Canada’s universities are home to many “bright, young innovators” and much more needs to be done to help bring their ideas to market, Ryerson University President Sheldon Levy told the Economic Club of Canada in an address today.

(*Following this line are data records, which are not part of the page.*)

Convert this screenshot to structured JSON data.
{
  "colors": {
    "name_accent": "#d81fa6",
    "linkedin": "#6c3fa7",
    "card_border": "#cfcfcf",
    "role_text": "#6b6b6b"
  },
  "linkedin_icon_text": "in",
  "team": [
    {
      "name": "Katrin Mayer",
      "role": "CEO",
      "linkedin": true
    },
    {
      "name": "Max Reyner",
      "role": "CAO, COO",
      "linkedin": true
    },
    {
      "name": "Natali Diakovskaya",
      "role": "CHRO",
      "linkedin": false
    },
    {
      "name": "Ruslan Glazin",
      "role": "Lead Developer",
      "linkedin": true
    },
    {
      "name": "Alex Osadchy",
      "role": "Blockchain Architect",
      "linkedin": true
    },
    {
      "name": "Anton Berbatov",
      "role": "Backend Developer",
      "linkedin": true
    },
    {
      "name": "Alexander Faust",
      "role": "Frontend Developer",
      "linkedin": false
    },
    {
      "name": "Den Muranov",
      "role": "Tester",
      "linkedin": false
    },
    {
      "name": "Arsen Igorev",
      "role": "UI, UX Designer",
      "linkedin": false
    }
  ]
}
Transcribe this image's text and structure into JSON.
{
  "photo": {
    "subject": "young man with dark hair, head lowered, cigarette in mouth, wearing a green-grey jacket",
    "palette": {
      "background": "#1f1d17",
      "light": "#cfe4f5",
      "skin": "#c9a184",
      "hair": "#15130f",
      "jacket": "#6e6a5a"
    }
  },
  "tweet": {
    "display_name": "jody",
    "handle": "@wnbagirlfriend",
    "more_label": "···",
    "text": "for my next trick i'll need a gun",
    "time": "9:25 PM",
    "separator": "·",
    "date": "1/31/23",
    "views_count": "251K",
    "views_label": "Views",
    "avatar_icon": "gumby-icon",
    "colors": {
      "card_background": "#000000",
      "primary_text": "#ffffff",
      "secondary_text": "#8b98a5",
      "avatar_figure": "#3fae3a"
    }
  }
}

Saying “it’s young people who will produce the next wave of innovative ideas and intellectual property,” Levy told a sold-out room at the Fairmont Royal York Hotel that universities need to better educate young people on how to create their own businesses and take their innovations to market.
In his speech entitled “Innovation and Entrepreneurship: A New Direction for Universities” he called on universities to build on their excellence in discovery-driven research and provide greater support to students engaged in market-driven research and innovation, stating: “I believe Canadian universities can and must do more to help foster the entrepreneurial drive.”
To do this, universities must take on three additional tasks:
- connect the best and most passionate innovators to each other, and to business, at the earliest stages
- teach those innovators how to be their own bosses; and
- support the kind of research that leads directly to markets and economic benefit.
Levy’s speech builds on his remarks two years ago at the Empire Club of Canada when he presented Ryerson’s vision to create a digital media innovation cluster in downtown Toronto. Shortly after the speech, in April 2010, Ryerson launched the Digital Media Zone which has already incubated and accelerated the development of 34 companies and partnered with 50 more.
Zone-based education can help stop the leakage of Canada’s intellectual property to other countries, by creating a place for young innovators to connect to businesses and investors in Canada. The landscape is starting to change, as a number of universities have launched successful initiatives similar to the Digital Media Zone. Support from the federal and provincial governments has been welcomed and is helping to lay a strong foundation for a globally competitive digital economy in Canada, powered by the nation’s youth.